Did you receive breast implants? They can cause your joints to ache. Do your joints ache?
Were pedicle screws used in your spinal fusion surgery? They can cause people's backs to hurt. Does your back hurt?
We're big believers in the power of suggestion. When electric streetlights were first installed (at the turn of the last century), rumors were rampant that exposure to the lights caused illnesses. And people became ill because of the power of suggestion.
An elementary school teacher of one of your humble scribes had our sixth grade class run an experiment. At the teacher's suggestion, on one day we each asked one particular classmate whether she felt okay, because she didn't look so good.
Before lunch, she went to the nurse's office and was sent home ill.
We suspect -- although we can't prove it -- that many people read lawyers' ads disparaging a certain medical treatment, visit lawyers, and then legitimately become convinced (through the power of suggestion) that they're ill.
What of it?
First, we'd like to know if we're right. Perhaps some scholar can figure out a way to test our thesis.

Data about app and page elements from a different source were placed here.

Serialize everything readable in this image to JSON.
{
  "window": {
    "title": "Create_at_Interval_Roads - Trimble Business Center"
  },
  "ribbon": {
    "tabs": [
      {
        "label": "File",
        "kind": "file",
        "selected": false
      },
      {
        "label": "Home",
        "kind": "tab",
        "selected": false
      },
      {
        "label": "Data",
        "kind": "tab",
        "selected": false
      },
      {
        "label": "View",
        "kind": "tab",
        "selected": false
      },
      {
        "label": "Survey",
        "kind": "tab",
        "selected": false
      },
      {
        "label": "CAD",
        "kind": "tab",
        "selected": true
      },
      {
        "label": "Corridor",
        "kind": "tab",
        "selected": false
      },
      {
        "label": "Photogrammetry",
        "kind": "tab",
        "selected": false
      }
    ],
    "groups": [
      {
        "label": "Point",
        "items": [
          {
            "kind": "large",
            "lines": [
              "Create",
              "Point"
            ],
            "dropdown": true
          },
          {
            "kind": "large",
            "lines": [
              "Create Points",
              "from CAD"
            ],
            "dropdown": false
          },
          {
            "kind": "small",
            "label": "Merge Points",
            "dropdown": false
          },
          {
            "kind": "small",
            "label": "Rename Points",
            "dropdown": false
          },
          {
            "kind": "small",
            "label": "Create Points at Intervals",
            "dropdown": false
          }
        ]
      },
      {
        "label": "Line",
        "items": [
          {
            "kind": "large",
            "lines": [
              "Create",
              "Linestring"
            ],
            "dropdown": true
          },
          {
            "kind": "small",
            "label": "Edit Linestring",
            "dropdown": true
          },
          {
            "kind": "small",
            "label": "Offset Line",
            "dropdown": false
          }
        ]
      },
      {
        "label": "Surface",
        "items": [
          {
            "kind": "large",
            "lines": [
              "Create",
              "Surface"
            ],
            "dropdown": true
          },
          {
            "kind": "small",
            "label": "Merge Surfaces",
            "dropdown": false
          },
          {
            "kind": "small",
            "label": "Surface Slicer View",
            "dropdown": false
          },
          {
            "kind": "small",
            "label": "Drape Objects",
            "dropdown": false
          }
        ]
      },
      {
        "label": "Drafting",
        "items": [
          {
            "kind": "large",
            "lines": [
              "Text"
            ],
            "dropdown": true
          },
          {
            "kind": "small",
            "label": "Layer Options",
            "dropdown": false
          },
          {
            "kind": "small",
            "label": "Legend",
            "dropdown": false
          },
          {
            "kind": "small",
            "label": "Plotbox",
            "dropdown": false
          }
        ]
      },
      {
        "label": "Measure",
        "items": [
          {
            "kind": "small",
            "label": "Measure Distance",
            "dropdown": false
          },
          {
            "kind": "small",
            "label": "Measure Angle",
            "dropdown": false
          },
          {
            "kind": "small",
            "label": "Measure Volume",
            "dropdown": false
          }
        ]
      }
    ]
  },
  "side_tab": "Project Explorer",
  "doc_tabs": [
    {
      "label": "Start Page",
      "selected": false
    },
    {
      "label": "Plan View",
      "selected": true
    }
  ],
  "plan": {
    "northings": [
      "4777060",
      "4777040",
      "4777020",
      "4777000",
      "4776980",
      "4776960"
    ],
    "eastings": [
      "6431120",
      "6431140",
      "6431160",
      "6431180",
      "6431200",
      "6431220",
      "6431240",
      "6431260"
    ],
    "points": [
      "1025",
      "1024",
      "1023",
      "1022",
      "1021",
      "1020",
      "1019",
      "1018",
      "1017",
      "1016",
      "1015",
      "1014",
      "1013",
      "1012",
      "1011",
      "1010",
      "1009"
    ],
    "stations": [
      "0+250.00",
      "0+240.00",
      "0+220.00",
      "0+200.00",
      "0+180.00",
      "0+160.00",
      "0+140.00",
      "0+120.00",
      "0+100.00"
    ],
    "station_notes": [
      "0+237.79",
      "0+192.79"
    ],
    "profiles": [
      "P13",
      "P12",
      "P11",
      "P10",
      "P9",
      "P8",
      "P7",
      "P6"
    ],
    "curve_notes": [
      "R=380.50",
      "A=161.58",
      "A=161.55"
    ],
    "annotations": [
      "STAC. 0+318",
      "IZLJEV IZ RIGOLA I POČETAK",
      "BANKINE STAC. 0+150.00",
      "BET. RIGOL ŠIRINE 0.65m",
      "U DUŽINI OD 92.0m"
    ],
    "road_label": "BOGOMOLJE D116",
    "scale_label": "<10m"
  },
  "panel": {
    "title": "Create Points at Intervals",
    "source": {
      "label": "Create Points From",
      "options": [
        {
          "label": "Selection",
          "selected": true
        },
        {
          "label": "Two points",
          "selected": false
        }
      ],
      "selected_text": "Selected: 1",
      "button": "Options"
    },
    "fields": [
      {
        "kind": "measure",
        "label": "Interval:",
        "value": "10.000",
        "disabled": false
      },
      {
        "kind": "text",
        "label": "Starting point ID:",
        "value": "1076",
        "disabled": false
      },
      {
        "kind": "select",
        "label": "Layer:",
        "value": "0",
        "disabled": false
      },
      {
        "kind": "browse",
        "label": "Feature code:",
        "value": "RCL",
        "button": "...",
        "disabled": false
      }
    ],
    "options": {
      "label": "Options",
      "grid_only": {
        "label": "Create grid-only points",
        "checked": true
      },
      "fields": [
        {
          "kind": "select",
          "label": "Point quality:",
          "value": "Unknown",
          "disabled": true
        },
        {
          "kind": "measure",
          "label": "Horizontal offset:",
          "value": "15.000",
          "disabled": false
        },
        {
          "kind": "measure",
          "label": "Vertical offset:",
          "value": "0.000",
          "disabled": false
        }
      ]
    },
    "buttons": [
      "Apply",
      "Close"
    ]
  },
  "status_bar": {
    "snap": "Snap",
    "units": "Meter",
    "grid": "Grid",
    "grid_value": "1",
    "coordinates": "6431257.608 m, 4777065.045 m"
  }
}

Second, if it turns out that we're right, then aggressive defense counsel might consider impleading plaintiffs' counsel as third party defendants in certain injury cases. The defendant's product did not in fact cause the harm, the third party complaint would say. Rather, plaintiff's counsel's suggestive comments caused the plaintiff to believe that he or she was hurt; plaintiff's counsel is thus the true cause of the injury.
Oh, brave new world that hath such concepts in it.